Gallego-Iradi C, Bickford JS, Khare S, Hall A, Nick JA, Salmasinia D, Wawrowsky K, Bannykh S, Huynh DP, Rincon-Limas DE, Pulst SM, Nick HS, Fernandez-Funez P, Waters MF. KCNC3(R420H), a K(+) channel mutation causative in spinocerebellar ataxia 13 displays aberrant intracellular trafficking. Neurobiol Dis. 2014 Nov;71:270-9.
Spinocerebellar ataxia 13 (SCA13) is an autosomal dominant disease resulting from mutations in KCNC3 (Kv3.3), a voltage-gated potassium channel. The KCNC3(R420H) mutation was first identified as causative for SCA13 in a four-generation Filipino kindred with over 20 affected individuals. Electrophysiological analyses in oocytes previously showed that this mutation did not lead to a functional channel and displayed a dominant negative phenotype. In an effort to identify the molecular basis of this allelic form of SCA13, we first determined that human KCNC3(WT) and KCNC3(R420H) display disparate post-translational modifications, and the mutant protein has reduced complex glycan adducts. Immunohistochemical analyses demonstrated that KCNC3(R420H) was not properly trafficking to the plasma membrane and surface biotinylation demonstrated that KCNC3(R420H) exhibited only 24% as much surface expression as KCNC3(WT). KCNC3(R420H) trafficked through the ER but was retained in the Golgi. KCNC3(R420H) expression results in altered Golgi and cellular morphology. Electron microscopy of KCNC3(R420H) localization further supports retention in the Golgi. These results are specific to the KCNC3(R420H) allele and provide new insight into the molecular basis of disease manifestation in SCA13.
Waters MF, Pulst SM. Sca13. Cerebellum. 2008;7(2):165-9.
Spinocerebellar ataxia 13 (SCA13), initially described in a four-generation French family, has now also been characterized in a large Filipino pedigree. Ongoing investigations continue to identify additional SCA13 families and individuals. Recently, studies have shown that mutations in the voltage-gated potassium channel KCNC3 are causative for SCA13. Sequence analysis of KCNC3 revealed mutations 1554G-->A (R420H) in the Filipino and 1639C-->A (F448L) in the French pedigrees. Both mutations alter KCNC3 function in a Xenopus laevis oocyte expression system. KCNC3(R420H), located in the voltage sensor of the channel, has no detectable channel activity when expressed alone, and strong dominant negative effects when coexpressed with wild-type KCNC3. KCNC3(F448L) shifts the activation curve in the negative direction and causes an approximately sevenfold slowing of channel closure. These mutations are expected to change the output characteristics of fast-spiking cerebellar neurons, where KCNC channels confer capacity for high-frequency repetitive firing.

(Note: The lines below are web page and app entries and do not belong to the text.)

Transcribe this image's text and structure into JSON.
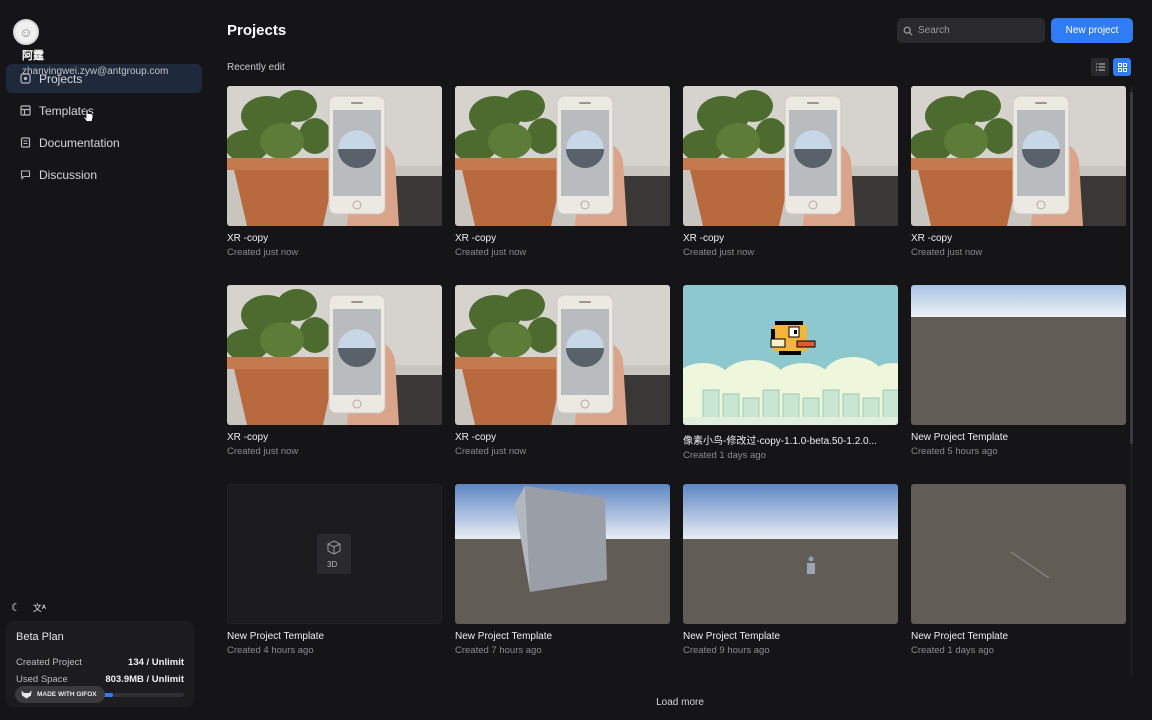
{
  "user": {
    "name": "阿霆",
    "email": "zhanyingwei.zyw@antgroup.com"
  },
  "nav": [
    {
      "label": "Projects",
      "icon": "projects-icon",
      "active": true
    },
    {
      "label": "Templates",
      "icon": "templates-icon",
      "active": false
    },
    {
      "label": "Documentation",
      "icon": "documentation-icon",
      "active": false
    },
    {
      "label": "Discussion",
      "icon": "discussion-icon",
      "active": false
    }
  ],
  "plan": {
    "title": "Beta Plan",
    "created_label": "Created Project",
    "created_value": "134 / Unlimit",
    "space_label": "Used Space",
    "space_value": "803.9MB / Unlimit",
    "space_fraction": 0.58
  },
  "gifox_badge": "MADE WITH GIFOX",
  "header": {
    "title": "Projects",
    "search_placeholder": "Search",
    "new_project_label": "New project"
  },
  "section_label": "Recently edit",
  "projects": [
    {
      "title": "XR -copy",
      "created": "Created just now",
      "thumb": "xr"
    },
    {
      "title": "XR -copy",
      "created": "Created just now",
      "thumb": "xr"
    },
    {
      "title": "XR -copy",
      "created": "Created just now",
      "thumb": "xr"
    },
    {
      "title": "XR -copy",
      "created": "Created just now",
      "thumb": "xr"
    },
    {
      "title": "XR -copy",
      "created": "Created just now",
      "thumb": "xr"
    },
    {
      "title": "XR -copy",
      "created": "Created just now",
      "thumb": "xr"
    },
    {
      "title": "像素小鸟-修改过-copy-1.1.0-beta.50-1.2.0...",
      "created": "Created 1 days ago",
      "thumb": "bird"
    },
    {
      "title": "New Project Template",
      "created": "Created 5 hours ago",
      "thumb": "sky"
    },
    {
      "title": "New Project Template",
      "created": "Created 4 hours ago",
      "thumb": "empty3d",
      "badge": "3D"
    },
    {
      "title": "New Project Template",
      "created": "Created 7 hours ago",
      "thumb": "cube"
    },
    {
      "title": "New Project Template",
      "created": "Created 9 hours ago",
      "thumb": "figure"
    },
    {
      "title": "New Project Template",
      "created": "Created 1 days ago",
      "thumb": "line"
    }
  ],
  "load_more": "Load more",
  "colors": {
    "accent": "#2f7cf6",
    "background": "#151517",
    "active_nav": "#1e2a3c"
  }
}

Herman-Bert A, Stevanin G, Netter JC, Rascol O, Brassat D, Calvas P, Camuzat
A, Yuan Q, Schalling M, Dürr A, Brice A. Mapping of spinocerebellar ataxia 13 to
chromosome 19q13.3-q13.4 in a family with autosomal dominant cerebellar ataxia
and mental retardation. Am J Hum Genet. 2000 Jul;67(1):229-35.
We examined a large French family with autosomal dominant cerebellar ataxia (ADCA) that was excluded from all previously identified spinocerebellar ataxia genes and loci. The patients-seven women and a 4-year-old boy-exhibited slowly progressive childhood-onset cerebellar gait ataxia associated with cerebellar dysarthria, moderate mental retardation (IQ 62-76), and mild developmental delays in motor acquisition. Nystagmus and pyramidal signs were also observed in some cases. This unique association of clinical features clearly distinguishes this new entity from other previously described ADCA. Cerebral magnetic-resonance imaging showed moderate cerebellar and pontine atrophy in two patients. We performed a genomewide search and found significant evidence for linkage to chromosome 19q13.3-q13.4, in an approximately 8-cM interval between markers D19S219 and D19S553.